▸ Assignment
Copy every line of the records exactly, without including the images.

--

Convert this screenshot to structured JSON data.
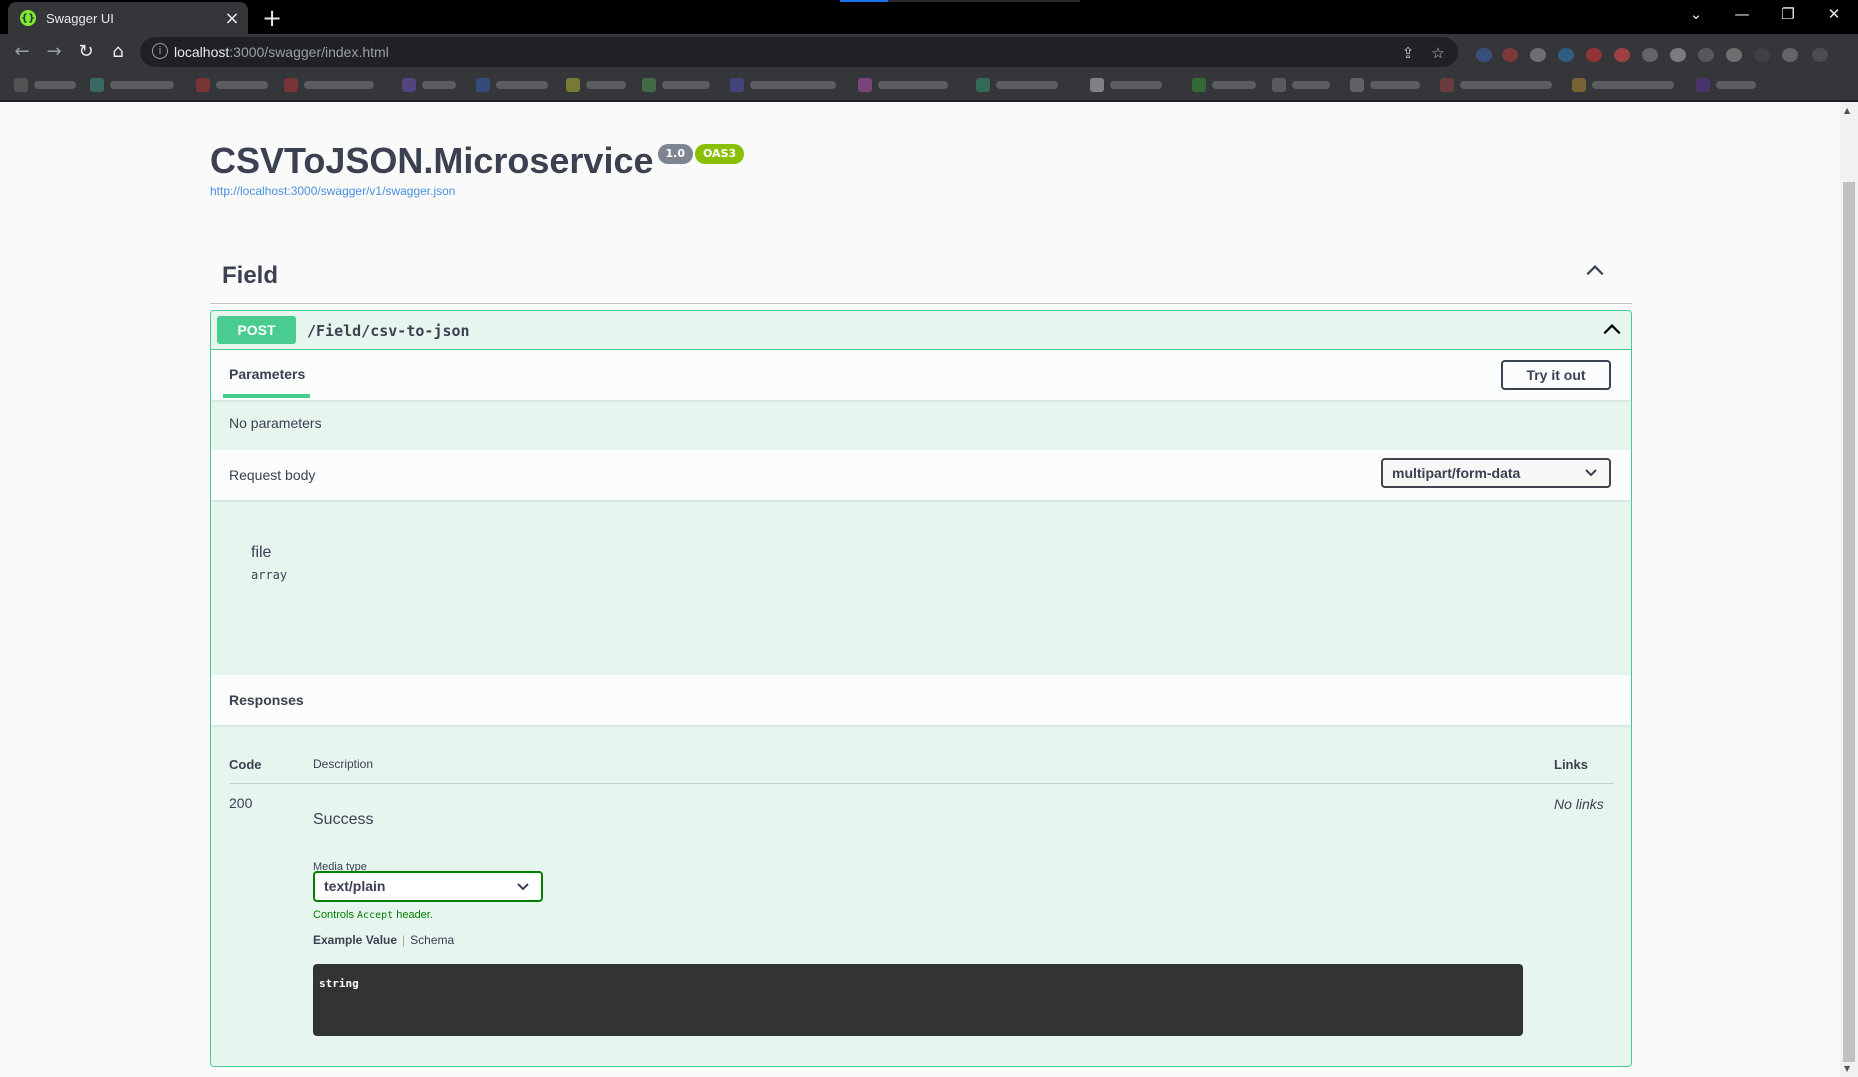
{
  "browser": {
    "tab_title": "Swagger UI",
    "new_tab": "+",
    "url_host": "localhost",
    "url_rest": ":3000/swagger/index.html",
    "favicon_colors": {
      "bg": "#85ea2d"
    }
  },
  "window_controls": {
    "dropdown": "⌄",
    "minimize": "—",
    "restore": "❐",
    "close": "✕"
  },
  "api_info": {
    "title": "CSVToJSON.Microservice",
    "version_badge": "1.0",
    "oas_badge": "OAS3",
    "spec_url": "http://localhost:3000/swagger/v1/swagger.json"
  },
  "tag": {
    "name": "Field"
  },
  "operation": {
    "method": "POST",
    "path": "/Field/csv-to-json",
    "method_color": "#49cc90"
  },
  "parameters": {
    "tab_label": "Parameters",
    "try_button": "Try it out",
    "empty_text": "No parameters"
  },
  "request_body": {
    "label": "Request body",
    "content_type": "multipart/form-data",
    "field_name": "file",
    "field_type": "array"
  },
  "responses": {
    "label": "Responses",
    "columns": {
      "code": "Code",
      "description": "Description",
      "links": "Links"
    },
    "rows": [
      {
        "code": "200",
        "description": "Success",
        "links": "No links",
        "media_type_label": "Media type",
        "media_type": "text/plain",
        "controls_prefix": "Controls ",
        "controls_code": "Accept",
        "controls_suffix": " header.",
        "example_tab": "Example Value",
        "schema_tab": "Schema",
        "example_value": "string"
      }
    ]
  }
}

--

▸ Solution to this exercise
Convert this screenshot to structured JSON data.
{
  "browser": {
    "tab_title": "Swagger UI",
    "new_tab": "+",
    "url_host": "localhost",
    "url_rest": ":3000/swagger/index.html",
    "favicon_colors": {
      "bg": "#85ea2d"
    }
  },
  "window_controls": {
    "dropdown": "⌄",
    "minimize": "—",
    "restore": "❐",
    "close": "✕"
  },
  "api_info": {
    "title": "CSVToJSON.Microservice",
    "version_badge": "1.0",
    "oas_badge": "OAS3",
    "spec_url": "http://localhost:3000/swagger/v1/swagger.json"
  },
  "tag": {
    "name": "Field"
  },
  "operation": {
    "method": "POST",
    "path": "/Field/csv-to-json",
    "method_color": "#49cc90"
  },
  "parameters": {
    "tab_label": "Parameters",
    "try_button": "Try it out",
    "empty_text": "No parameters"
  },
  "request_body": {
    "label": "Request body",
    "content_type": "multipart/form-data",
    "field_name": "file",
    "field_type": "array"
  },
  "responses": {
    "label": "Responses",
    "columns": {
      "code": "Code",
      "description": "Description",
      "links": "Links"
    },
    "rows": [
      {
        "code": "200",
        "description": "Success",
        "links": "No links",
        "media_type_label": "Media type",
        "media_type": "text/plain",
        "controls_prefix": "Controls ",
        "controls_code": "Accept",
        "controls_suffix": " header.",
        "example_tab": "Example Value",
        "schema_tab": "Schema",
        "example_value": "string"
      }
    ]
  }
}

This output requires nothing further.